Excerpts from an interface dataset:
<<<<
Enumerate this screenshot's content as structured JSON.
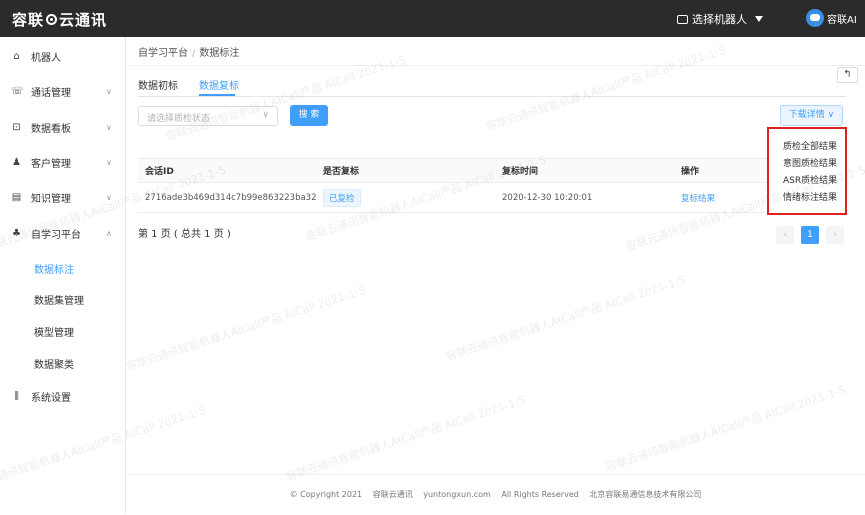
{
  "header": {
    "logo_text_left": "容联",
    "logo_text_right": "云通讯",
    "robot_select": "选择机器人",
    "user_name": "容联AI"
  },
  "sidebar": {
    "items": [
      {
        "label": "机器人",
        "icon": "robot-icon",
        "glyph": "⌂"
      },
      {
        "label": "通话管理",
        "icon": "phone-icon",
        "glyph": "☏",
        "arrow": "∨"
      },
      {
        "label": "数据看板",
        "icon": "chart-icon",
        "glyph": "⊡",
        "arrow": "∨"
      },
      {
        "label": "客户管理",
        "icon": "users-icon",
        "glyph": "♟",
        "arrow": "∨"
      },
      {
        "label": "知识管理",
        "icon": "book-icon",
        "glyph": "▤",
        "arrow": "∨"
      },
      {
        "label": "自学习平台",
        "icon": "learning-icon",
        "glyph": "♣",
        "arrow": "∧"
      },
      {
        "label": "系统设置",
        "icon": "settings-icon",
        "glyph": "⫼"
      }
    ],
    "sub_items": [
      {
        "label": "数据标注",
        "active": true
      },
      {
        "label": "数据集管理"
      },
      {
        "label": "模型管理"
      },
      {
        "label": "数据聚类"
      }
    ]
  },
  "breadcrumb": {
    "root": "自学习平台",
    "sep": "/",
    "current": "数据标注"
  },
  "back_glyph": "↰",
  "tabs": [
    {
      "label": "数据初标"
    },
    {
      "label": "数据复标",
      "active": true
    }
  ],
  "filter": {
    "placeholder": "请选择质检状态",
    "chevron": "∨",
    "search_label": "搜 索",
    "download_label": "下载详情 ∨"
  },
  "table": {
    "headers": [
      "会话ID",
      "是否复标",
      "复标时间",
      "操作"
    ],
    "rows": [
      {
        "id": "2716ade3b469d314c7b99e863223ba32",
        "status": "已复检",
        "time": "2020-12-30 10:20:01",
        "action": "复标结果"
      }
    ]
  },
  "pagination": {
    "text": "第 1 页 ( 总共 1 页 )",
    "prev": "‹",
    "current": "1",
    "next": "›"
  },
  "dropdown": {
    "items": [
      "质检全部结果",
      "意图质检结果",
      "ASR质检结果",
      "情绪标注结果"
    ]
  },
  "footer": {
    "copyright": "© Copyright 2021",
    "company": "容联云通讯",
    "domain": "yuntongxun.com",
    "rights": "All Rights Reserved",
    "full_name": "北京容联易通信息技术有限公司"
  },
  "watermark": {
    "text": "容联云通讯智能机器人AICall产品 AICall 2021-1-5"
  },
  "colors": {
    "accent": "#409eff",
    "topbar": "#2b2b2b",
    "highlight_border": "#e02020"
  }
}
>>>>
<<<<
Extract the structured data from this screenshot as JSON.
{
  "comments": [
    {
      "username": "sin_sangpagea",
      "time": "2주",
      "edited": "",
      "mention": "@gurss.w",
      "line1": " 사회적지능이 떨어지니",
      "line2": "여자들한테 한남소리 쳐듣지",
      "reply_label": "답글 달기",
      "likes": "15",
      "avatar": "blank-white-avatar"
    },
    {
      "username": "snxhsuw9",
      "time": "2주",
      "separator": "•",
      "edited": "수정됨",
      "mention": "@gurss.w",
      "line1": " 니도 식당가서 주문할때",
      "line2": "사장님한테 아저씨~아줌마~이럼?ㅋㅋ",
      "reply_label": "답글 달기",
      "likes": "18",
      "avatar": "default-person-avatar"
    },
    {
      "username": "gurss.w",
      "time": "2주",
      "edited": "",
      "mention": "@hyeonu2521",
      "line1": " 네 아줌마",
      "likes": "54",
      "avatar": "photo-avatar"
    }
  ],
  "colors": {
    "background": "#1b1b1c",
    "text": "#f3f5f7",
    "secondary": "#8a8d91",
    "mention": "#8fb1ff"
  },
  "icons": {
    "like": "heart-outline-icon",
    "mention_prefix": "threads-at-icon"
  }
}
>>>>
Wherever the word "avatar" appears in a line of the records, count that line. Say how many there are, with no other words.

3